"Energy Technologies Research" or "Resource Technologies Group."
Presumably if they ever came out with a product they would give it a
flashier name, but for now they preferred to remain invisible.
I was told repeatedly not to give out any information about the company,
not even our mailing address, but only to direct calls. "Don't be afraid
to play dumb," my supervisor told me. "Admit you're a temp and just say
you don't know." That should go over well, I thought -- I'm sorry, I don't
know our mailing address, I'm just a temp.
My supervisor told me this over the phone, because he worked at the
company's research lab, across town from the offices. The lab was the
most super-secretive part of this secretive company, so no temp would

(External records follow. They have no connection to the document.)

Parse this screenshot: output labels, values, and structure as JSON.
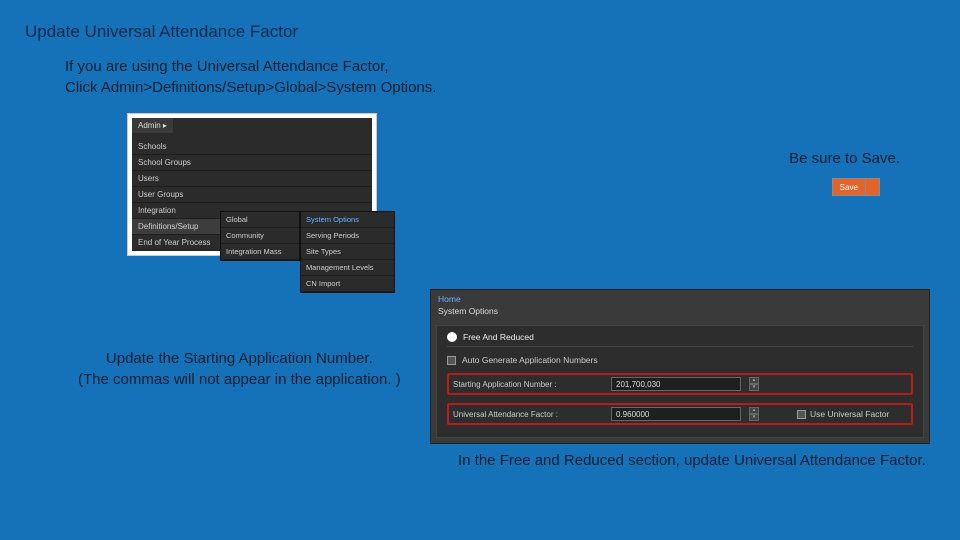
{
  "title": "Update Universal Attendance Factor",
  "intro_line1": "If you are using the Universal Attendance Factor,",
  "intro_line2": "Click Admin>Definitions/Setup>Global>System Options.",
  "save_instruction": "Be sure to Save.",
  "save_button": "Save",
  "menu": {
    "admin": "Admin",
    "col1": [
      "Schools",
      "School Groups",
      "Users",
      "User Groups",
      "Integration",
      "Definitions/Setup",
      "End of Year Process"
    ],
    "col2": [
      "Global",
      "Community",
      "Integration Mass"
    ],
    "col3": [
      "System Options",
      "Serving Periods",
      "Site Types",
      "Management Levels",
      "CN Import"
    ]
  },
  "note1_line1": "Update the Starting Application Number.",
  "note1_line2": "(The commas will not appear in the application. )",
  "panel": {
    "home": "Home",
    "systemopts": "System Options",
    "free_reduced": "Free And Reduced",
    "autogen": "Auto Generate Application Numbers",
    "startnum_label": "Starting Application Number :",
    "startnum_value": "201,700,030",
    "uaf_label": "Universal Attendance Factor :",
    "uaf_value": "0.960000",
    "use_universal": "Use Universal Factor"
  },
  "caption": "In the Free and Reduced section, update Universal Attendance Factor."
}
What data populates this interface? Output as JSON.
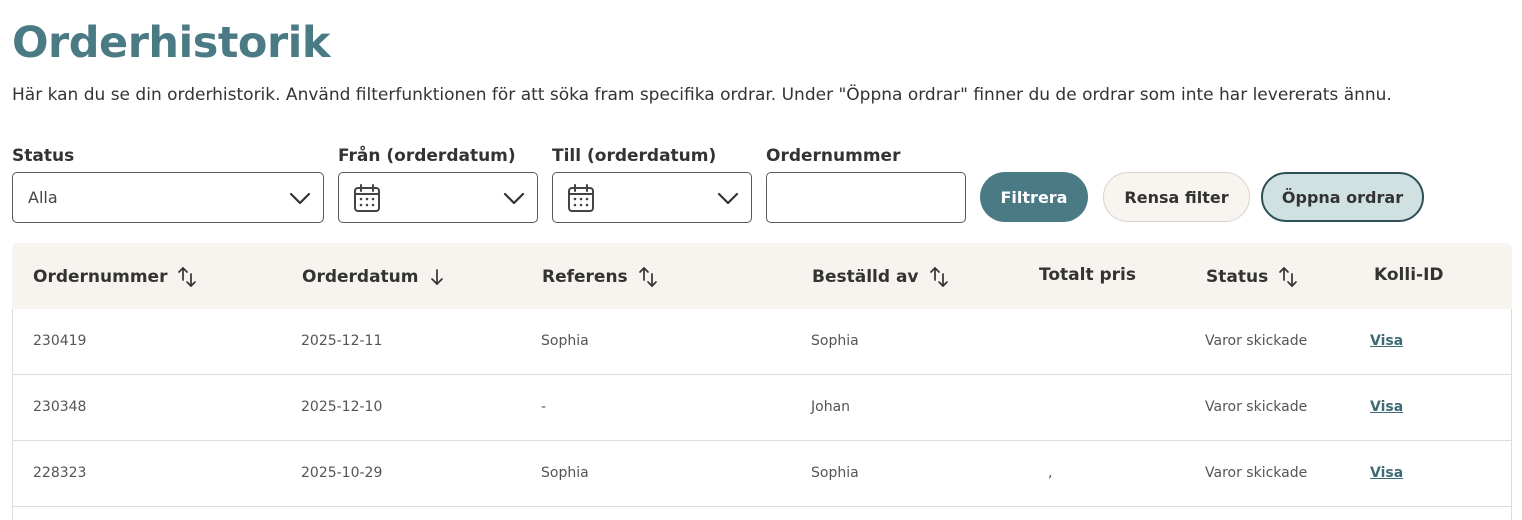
{
  "page": {
    "title": "Orderhistorik",
    "intro": "Här kan du se din orderhistorik. Använd filterfunktionen för att söka fram specifika ordrar. Under \"Öppna ordrar\" finner du de ordrar som inte har levererats ännu."
  },
  "filters": {
    "status": {
      "label": "Status",
      "value": "Alla"
    },
    "from": {
      "label": "Från (orderdatum)",
      "value": ""
    },
    "to": {
      "label": "Till (orderdatum)",
      "value": ""
    },
    "order_number": {
      "label": "Ordernummer",
      "value": "",
      "placeholder": ""
    }
  },
  "buttons": {
    "filter": "Filtrera",
    "clear": "Rensa filter",
    "open_orders": "Öppna ordrar"
  },
  "table": {
    "columns": [
      {
        "label": "Ordernummer",
        "sort": "both"
      },
      {
        "label": "Orderdatum",
        "sort": "desc"
      },
      {
        "label": "Referens",
        "sort": "both"
      },
      {
        "label": "Beställd av",
        "sort": "both"
      },
      {
        "label": "Totalt pris",
        "sort": "none"
      },
      {
        "label": "Status",
        "sort": "both"
      },
      {
        "label": "Kolli-ID",
        "sort": "none"
      }
    ],
    "rows": [
      {
        "order_number": "230419",
        "date": "2025-12-11",
        "reference": "Sophia",
        "ordered_by": "Sophia",
        "total": "",
        "status": "Varor skickade",
        "kolli": "Visa"
      },
      {
        "order_number": "230348",
        "date": "2025-12-10",
        "reference": "-",
        "ordered_by": "Johan",
        "total": "",
        "status": "Varor skickade",
        "kolli": "Visa"
      },
      {
        "order_number": "228323",
        "date": "2025-10-29",
        "reference": "Sophia",
        "ordered_by": "Sophia",
        "total": ",",
        "status": "Varor skickade",
        "kolli": "Visa"
      }
    ]
  },
  "colors": {
    "brand": "#4a7a84",
    "header_bg": "#f7f4f0",
    "link": "#3d6a75"
  }
}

ever be allowed to set foot there, but for some reason, they put this
lab technician in charge of all the temps. Hence, I was largely
unsupervised. Between phone calls and foosball games, I spent most of my
time playing computer games, surfing the Net, and creating little
cartoons in PowerPoint -- things like a little cartoon office worker
standing in front of a lit bomb and saying, in a little word balloon,
"Nobody told me this was part of my job."
Coming Up Next: My Very Own Office in the Psychiatric Unit; Receptionist
at the Bus Terminal; the Dating Life of a Temp